Saint John Paul II drew some implications for Church governance from Vatican II to emphasize that clergy are ordained to serve and thereby proposed what I like to call “inversion of hierarchy”. While still Archbishop of Krakow, John Paul wrote that “kingship, whether natural or supernatural, are comprised in human and Christian morality. Both of them constitute the very root of that morality” (Sources of Renewal.) John Paul elucidated Vatican II’s powerful proposal to overcome clericalism by turning upside down the worn out idea that laity are called to serve the hierarchy. Consequently, the Program of Church Management proposes to offer effective skills to live one’s vocation with accountability to the whole Church and the spirit of poverty so that we should all make the best use of the limited resources and the unlimited, supernatural resources, in order to achieve the unlimited aim of the Church. If we’re looking for an ethics of Church management it should be an ethics of kingship.
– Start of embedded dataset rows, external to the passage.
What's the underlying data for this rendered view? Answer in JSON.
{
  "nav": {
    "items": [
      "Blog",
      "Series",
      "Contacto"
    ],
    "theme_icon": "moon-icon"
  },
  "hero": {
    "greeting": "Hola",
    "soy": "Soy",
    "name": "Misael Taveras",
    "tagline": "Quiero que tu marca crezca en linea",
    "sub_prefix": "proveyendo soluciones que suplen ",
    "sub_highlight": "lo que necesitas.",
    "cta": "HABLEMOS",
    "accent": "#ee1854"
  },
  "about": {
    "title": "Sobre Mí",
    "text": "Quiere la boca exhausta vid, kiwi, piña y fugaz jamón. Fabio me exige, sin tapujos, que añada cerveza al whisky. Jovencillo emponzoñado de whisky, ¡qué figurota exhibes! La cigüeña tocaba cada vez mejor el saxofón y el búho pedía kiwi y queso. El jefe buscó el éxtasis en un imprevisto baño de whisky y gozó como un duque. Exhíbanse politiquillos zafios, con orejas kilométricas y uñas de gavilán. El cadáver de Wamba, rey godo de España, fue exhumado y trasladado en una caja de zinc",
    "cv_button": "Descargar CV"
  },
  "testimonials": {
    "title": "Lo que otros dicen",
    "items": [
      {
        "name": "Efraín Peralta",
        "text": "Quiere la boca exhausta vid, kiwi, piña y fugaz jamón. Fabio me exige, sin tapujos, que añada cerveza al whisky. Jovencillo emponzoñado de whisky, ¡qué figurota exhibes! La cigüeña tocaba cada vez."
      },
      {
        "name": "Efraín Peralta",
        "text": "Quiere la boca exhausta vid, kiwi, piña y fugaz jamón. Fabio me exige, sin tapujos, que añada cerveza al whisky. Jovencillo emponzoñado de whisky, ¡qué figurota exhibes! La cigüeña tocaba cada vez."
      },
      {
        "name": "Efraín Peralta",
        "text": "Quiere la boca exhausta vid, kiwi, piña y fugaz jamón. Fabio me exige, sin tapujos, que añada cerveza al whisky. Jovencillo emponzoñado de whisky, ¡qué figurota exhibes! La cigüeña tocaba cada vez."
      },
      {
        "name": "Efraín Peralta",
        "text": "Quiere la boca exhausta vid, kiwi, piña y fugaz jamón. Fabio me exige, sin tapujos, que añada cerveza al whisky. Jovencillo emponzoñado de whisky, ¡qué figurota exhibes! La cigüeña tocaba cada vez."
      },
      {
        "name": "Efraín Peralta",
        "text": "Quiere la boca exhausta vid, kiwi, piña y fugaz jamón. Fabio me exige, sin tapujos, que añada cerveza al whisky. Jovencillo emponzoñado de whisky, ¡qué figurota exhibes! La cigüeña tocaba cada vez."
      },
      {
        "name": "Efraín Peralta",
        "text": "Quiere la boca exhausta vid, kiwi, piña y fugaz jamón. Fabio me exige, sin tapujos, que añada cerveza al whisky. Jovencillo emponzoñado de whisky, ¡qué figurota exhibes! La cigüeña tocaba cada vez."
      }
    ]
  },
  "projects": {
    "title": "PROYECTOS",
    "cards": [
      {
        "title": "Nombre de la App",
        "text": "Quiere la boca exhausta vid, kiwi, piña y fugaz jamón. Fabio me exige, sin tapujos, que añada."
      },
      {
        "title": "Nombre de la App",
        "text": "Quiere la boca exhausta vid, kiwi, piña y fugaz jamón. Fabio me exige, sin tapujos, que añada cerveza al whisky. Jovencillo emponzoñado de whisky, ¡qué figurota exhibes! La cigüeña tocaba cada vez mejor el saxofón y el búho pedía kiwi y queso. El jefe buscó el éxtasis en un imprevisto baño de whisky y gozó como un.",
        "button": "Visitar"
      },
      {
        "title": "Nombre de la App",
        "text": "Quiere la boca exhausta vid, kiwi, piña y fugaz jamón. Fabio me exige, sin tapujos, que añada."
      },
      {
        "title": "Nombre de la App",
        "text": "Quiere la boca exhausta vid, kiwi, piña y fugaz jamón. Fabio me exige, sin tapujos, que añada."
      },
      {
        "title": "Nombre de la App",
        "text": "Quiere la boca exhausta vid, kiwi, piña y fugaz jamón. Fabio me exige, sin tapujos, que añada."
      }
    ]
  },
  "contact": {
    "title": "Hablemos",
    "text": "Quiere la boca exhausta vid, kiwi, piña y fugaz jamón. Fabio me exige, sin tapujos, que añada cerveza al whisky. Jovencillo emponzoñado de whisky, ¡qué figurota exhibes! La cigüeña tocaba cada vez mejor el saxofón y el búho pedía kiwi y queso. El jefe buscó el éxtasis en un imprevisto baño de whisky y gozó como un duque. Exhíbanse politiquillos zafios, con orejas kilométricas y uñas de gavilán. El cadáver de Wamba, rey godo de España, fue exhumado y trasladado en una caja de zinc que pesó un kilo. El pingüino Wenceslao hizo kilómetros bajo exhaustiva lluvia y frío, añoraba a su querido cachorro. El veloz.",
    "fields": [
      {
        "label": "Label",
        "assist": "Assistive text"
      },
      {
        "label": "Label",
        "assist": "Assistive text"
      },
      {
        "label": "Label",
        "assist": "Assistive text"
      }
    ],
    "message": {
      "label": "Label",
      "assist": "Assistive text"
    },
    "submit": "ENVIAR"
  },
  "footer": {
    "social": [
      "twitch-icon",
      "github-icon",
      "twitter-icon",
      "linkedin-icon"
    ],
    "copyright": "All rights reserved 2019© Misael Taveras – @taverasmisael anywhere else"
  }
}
Such kingship requires three components: 1) zeal and hunger for the kingdom, 2) a personal life of authenticity by living out the life of Christ in our personal situation, and 3) enacting the kingship of Christ through our lives by letting Him rule in and through us and our institutions.
Chapter 3 of the Gospel of John reports the following words of Jesus that are crucial for implementing best management practices in Church affairs: “The light came into the world, but people preferred darkness to light, because their works were evil.” We must counteract the sad rejection of the light. We want to accept Jesus and His light in the most exemplary and paradigmatic way in and through Church institutions, so that nothing is hidden with respect to the Church’s management of her temporal goods.
In Christ, with our love for the Church, we want the Church to be resplendent with beauty and to be the paragon of justice and transparency which lets the light of Christ shine, as actively and heroically portrayed by Our Blessed Mother, Mary.
Congratulations to the winners of the First Program of Church Management Capstone Project Award, Fr. Joel P. Agad and Chrisma Bangaoil!
Throughout the Program, students learn a wide range of management skills that prepare them for using the resources of the Church in accordance with Catholic Social Teachings. Capstone projects give PCM students the opportunity to go fully hands-on, translating theory and research into action.
On June 30th, 2020, three capstone projects, developed by students of the second cohort of PCM, competed for the award:
Fr. Joel P. Agad, Chrisma Bangaoil – Diocese of Dipolog, Philippines: Love the Poor Program (winner project)
Fr. Kokto Kurian – Diocese of Kohima, India: Integrated Child Development Programme for the 300 Poor, Semi-orphan and Orphan Children of Shamator Civil Block
Fr. Marvin Funa – Archdiocese of Capiz, Philippines: Sustaining the Shepherd’s Ministry: Archbishop’s Annual Appeal
Capstone Projects have been evaluated by an invited panel of judges composed of PCM organizers and teachers, Catholic entrepreneurs, managers, and investors. Judges assessed the overall quality of the project and evaluated if the ideas developed were aimed at addressing a specific social and evangelical need. Other criteria include the appropriate use of management tools and techniques and a clear and concise presentation.
The first-place award consisted in 1,000 euro.
We deeply thank the members of the International Business Leaders Advisory Council (IBLAC) for voting on the competing projects. The event was made possible by the help and support of EWTN Rome studios.
Here’s the thank you message from the winners, Fr. Joel and Chrisma: